■ What to do ■
Among the records below, find the lines with the word "controllers" and copy them.

··· Data extract

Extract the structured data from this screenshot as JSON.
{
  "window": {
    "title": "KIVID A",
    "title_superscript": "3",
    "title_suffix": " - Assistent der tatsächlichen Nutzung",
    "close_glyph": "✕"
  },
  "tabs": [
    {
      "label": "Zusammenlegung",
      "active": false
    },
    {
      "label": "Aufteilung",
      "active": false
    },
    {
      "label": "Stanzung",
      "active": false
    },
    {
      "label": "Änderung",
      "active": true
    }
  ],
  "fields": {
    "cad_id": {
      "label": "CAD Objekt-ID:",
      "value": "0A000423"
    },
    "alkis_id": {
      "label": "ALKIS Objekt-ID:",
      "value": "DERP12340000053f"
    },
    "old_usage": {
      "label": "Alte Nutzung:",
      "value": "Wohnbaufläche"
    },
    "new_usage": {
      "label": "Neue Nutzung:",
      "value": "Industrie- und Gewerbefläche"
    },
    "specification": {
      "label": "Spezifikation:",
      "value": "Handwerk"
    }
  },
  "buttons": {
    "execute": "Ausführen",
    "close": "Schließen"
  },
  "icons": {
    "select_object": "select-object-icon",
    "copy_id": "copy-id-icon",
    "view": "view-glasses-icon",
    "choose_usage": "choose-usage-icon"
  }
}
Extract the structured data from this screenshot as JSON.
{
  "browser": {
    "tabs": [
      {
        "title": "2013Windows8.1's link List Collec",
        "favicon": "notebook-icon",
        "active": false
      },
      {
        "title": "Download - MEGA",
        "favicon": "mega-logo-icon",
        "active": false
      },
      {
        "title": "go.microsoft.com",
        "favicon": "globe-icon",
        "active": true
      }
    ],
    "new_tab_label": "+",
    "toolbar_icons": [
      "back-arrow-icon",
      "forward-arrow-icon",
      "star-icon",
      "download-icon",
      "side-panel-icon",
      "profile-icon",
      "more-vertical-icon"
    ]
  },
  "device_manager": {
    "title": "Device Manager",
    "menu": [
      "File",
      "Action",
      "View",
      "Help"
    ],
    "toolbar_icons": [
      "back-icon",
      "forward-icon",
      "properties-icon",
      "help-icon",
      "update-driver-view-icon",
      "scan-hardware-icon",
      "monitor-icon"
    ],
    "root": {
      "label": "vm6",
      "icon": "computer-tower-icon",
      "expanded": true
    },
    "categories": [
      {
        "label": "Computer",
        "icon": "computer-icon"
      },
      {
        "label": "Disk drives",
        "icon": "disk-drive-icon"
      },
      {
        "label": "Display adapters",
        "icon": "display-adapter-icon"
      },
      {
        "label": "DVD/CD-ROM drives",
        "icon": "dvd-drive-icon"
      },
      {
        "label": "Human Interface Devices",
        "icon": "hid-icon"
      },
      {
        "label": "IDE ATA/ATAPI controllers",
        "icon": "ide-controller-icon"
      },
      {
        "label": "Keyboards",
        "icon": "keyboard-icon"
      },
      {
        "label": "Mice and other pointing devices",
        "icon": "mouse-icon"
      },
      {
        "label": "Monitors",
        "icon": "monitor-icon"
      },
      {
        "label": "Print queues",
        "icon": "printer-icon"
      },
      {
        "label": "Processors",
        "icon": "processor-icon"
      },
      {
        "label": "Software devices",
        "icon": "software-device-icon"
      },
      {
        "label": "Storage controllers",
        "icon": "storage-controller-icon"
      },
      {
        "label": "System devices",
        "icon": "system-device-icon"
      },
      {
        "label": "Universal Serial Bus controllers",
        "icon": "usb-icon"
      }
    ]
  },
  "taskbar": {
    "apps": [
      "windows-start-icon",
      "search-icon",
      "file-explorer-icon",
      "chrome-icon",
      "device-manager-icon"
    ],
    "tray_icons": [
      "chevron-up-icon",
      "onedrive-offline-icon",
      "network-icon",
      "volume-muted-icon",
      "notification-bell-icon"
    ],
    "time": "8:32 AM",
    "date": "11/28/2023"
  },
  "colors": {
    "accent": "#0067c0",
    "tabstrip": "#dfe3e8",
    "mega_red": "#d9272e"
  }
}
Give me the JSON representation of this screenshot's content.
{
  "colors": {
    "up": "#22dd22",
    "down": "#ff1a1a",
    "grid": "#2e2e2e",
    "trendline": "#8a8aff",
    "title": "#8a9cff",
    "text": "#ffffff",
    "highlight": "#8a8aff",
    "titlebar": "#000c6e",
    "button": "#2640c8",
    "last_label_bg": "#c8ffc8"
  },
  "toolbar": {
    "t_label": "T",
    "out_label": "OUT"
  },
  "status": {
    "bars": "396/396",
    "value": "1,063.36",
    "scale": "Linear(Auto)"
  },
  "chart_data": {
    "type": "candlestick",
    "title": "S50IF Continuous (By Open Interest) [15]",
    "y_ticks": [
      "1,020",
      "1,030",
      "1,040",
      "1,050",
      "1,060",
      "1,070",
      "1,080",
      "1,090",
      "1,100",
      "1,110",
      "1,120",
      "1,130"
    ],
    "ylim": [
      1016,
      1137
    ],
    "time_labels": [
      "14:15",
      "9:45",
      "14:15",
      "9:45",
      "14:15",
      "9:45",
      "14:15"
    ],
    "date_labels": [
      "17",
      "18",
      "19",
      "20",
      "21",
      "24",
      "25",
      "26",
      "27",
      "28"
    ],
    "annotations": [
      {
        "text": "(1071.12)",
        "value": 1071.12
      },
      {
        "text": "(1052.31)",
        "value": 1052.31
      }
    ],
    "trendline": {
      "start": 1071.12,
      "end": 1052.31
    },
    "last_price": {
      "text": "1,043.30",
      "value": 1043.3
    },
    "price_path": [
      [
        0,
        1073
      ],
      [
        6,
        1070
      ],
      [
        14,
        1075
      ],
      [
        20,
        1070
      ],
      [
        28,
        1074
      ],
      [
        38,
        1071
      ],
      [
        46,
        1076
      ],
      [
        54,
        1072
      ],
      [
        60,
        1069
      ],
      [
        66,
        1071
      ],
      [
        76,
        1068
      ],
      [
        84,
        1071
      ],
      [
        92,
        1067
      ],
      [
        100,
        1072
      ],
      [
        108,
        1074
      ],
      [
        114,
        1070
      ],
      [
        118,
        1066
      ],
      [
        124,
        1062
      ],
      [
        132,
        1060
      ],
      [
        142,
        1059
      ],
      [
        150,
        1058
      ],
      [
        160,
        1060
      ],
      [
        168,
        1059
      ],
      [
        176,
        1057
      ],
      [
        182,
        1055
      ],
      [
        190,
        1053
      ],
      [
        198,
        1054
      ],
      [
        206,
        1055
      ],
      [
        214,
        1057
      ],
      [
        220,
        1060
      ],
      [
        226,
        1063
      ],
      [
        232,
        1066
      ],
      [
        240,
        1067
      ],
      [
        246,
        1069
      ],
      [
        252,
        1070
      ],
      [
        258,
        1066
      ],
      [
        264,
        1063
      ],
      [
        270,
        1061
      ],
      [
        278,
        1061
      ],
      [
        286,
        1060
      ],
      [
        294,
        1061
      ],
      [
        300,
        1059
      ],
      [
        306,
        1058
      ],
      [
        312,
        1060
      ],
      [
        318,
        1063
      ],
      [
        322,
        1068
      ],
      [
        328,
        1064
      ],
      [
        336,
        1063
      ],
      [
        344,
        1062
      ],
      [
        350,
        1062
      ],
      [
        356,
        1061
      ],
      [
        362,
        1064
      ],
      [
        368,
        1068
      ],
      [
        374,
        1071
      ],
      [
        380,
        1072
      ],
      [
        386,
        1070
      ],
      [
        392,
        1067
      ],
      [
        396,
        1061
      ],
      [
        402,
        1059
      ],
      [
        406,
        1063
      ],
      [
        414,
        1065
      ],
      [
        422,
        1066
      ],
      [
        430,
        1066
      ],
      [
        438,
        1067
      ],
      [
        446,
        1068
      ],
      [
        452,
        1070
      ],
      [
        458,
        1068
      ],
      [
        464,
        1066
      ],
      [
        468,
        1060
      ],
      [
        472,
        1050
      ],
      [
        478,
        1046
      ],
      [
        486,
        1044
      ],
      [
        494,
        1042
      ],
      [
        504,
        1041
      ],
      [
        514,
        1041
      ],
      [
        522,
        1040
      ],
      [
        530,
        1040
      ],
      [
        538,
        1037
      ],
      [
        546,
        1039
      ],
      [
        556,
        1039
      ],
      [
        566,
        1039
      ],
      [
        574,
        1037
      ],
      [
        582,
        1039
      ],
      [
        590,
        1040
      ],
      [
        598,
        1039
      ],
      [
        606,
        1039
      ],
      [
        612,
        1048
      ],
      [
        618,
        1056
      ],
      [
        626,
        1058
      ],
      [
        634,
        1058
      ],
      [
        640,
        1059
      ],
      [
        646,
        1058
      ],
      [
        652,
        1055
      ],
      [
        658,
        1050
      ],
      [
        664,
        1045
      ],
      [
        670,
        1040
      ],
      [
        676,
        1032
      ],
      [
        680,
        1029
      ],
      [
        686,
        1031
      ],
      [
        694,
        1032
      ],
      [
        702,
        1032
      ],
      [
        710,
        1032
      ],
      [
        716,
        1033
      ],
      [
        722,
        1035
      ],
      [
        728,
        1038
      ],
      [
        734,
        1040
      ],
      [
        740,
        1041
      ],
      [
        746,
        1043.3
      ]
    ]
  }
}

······

■ Solution below ■
        "label": "IDE ATA/ATAPI controllers",
        "label": "Storage controllers",
        "label": "Universal Serial Bus controllers",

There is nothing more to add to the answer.